    The House put forward and passed the Ryan budget last year which, for all his blathering, did not actually begin to reduce the debt for something like 10 years. Congress likes to postpone the pain, which is consistent with what most economists think we need.

    Under Obama we have pretty consistently reduced the deficits every year, although the debt continues to grow (hence the need to raise the ceiling), Obama is daring the GOP to propose cuts the bring the budget into balance, but they want him to propose them, because most of the cuts that would make a difference are not popular. He will propose a budget which they will reject. Then they will pass a continuing resolution to fund the gov't at current levels while they bicker on. (Or maybe will frorce a shutdown.). One problem is that tax and spending bills must originate in the House and be passed there, then go to the Senate, which is why the Senate doesn't just pass a budget.

    But maybe you know all this.

  • bigtuna on January 15, 2013 4:40 PM:

    Mimi - thanks. I kind of knew most of this in a kinda sorta of way. The questions I asked were really answered by you - the Ryan budget still had a glide path to balance, and given what you said, not raising the debt ceiling is REALLY irresponsible, in that the debt grows due to their budgets. It seems like that unless you want to throw the economy into complete depression, you could not limit the debt ceiling and bring in a balanced budget right away - it would be catastrophic, no?

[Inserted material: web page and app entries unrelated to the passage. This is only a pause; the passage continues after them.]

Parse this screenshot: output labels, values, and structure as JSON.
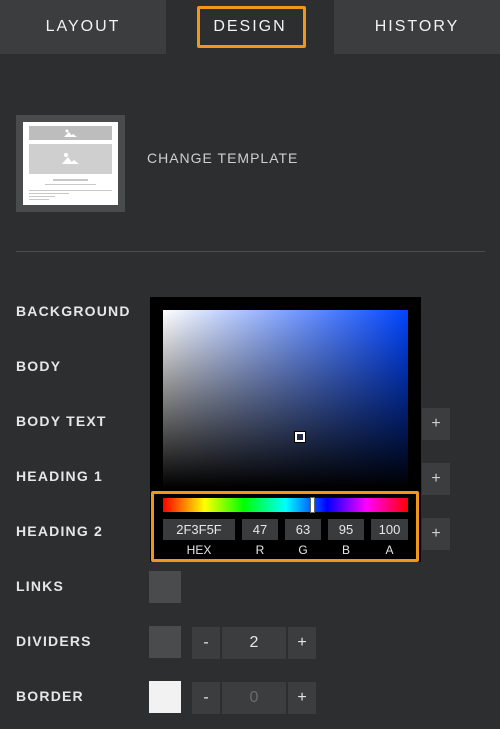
{
  "tabs": [
    {
      "label": "LAYOUT"
    },
    {
      "label": "DESIGN"
    },
    {
      "label": "HISTORY"
    }
  ],
  "active_tab": "DESIGN",
  "template": {
    "change_label": "CHANGE TEMPLATE",
    "thumbnail_icon": "image-icon"
  },
  "rows": {
    "background": "BACKGROUND",
    "body": "BODY",
    "body_text": "BODY TEXT",
    "heading1": "HEADING 1",
    "heading2": "HEADING 2",
    "links": "LINKS",
    "dividers": "DIVIDERS",
    "border": "BORDER"
  },
  "buttons": {
    "plus": "+",
    "minus": "-"
  },
  "dividers_value": "2",
  "border_value": "0",
  "color_picker": {
    "hex": "2F3F5F",
    "r": "47",
    "g": "63",
    "b": "95",
    "a": "100",
    "labels": {
      "hex": "HEX",
      "r": "R",
      "g": "G",
      "b": "B",
      "a": "A"
    }
  },
  "colors": {
    "accent": "#f0961b",
    "panel": "#2d2e30",
    "border_swatch": "#f2f2f2",
    "swatch": "#4a4b4d"
  }
}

  • Mimikatz on January 15, 2013 6:16 PM:

    Yes. That is the problem here. Government spending fuels the economy, like any other spending, and cutting it sharply throws us into recession or worse. That is why few economists advocate big cuts now when the economy is still fragile. The debt problem is largely health care related and gets worse over time (but not forever) as the Boomers age. The best way to deal with it is to reduce health care costs and tweak revenues so they are higher and fairer, plus reduce defense and war spending. We just need to reverse the trend, not solve it all at once.